This is a good interview with Abby Levy, of Primetime Partners about the great need for new products and services to support citizens aging in place. I'll start with an earlier quote from Ms. Levy, that I posted here earlier . When asked last year about how their fund would advise new companies entering longevity focused markets, Ms. Levy responded" "I think I can guess what Alan would say, so I’m going to jump in here… I think what we would say – and this isn’t just because it’s consistent with our brand and our positioning – Go find an experienced professional who has been in the industry – for 20 – 30 years – of the industry you’re starting your startup in. Go find a cofounder who has that experience, that network, the understanding – and frankly the relevancy to the end user that looks like them.
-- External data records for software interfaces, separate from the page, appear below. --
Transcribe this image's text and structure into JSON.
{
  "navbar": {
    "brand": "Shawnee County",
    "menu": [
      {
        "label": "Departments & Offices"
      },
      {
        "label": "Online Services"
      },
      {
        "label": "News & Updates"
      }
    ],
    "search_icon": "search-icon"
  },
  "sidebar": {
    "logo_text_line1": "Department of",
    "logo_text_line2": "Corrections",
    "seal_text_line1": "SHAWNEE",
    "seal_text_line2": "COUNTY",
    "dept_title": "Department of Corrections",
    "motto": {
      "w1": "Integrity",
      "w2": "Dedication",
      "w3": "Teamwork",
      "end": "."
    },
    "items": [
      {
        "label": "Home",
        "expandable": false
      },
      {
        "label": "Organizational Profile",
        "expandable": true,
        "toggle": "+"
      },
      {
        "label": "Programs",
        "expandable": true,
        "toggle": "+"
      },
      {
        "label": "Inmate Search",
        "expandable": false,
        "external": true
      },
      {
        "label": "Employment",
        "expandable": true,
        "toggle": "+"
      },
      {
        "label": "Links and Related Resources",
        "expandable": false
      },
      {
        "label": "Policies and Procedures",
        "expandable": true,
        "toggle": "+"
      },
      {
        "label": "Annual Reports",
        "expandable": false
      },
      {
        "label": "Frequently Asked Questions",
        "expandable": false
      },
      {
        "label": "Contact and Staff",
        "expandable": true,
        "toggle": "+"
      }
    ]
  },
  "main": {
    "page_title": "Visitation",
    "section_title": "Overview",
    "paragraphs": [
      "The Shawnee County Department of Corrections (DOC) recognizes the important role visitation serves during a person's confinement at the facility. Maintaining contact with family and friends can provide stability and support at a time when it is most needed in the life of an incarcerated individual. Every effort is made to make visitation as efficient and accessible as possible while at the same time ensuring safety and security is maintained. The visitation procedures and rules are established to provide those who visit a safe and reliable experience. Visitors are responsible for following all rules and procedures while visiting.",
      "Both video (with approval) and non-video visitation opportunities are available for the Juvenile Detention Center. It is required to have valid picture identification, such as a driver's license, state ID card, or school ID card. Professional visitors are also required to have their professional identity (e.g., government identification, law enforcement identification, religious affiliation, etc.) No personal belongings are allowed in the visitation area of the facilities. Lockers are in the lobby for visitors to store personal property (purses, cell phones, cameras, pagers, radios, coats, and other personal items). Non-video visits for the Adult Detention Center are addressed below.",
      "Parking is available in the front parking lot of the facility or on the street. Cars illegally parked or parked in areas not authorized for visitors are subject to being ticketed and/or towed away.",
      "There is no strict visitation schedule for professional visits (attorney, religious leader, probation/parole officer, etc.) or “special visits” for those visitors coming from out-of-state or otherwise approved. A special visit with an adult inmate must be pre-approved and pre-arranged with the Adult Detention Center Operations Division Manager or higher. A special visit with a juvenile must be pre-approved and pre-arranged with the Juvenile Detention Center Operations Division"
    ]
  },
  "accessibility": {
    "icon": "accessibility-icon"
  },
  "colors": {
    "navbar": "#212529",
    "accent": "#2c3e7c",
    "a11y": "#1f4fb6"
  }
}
And go co-design a business with someone who is of the target group you’re looking to serve. I think that would be one piece of advice we feel would be VERY passi
Sorting files ... This is from the 4th of July, 2013 - The Dodgeville Chronicle's front page review of my economic development work in Iowa County, Wisconsin. I was blogging about this in real time back then. Those blogs morphed into the book. Now we're launching the CAE. The formula is simple. Set up the infrastructure to develop new collaborations among small enterprises. "Economic development is a relationship business." ICAEDC celebrates four and a half years of promoting Iowa County 7/4/2013 The Iowa County Area Economic Development Corporation proved last week that it has a lot to be proud of as it released a report on the organization's successes over the past four and a half years. The ICAEDC, a non-profit organization founded in 2008, is dedicated to creating a positive business and economic climate in Iowa County. The organization's executive director, Rick Terrien, has played an influencial role at the ICAEDC and many o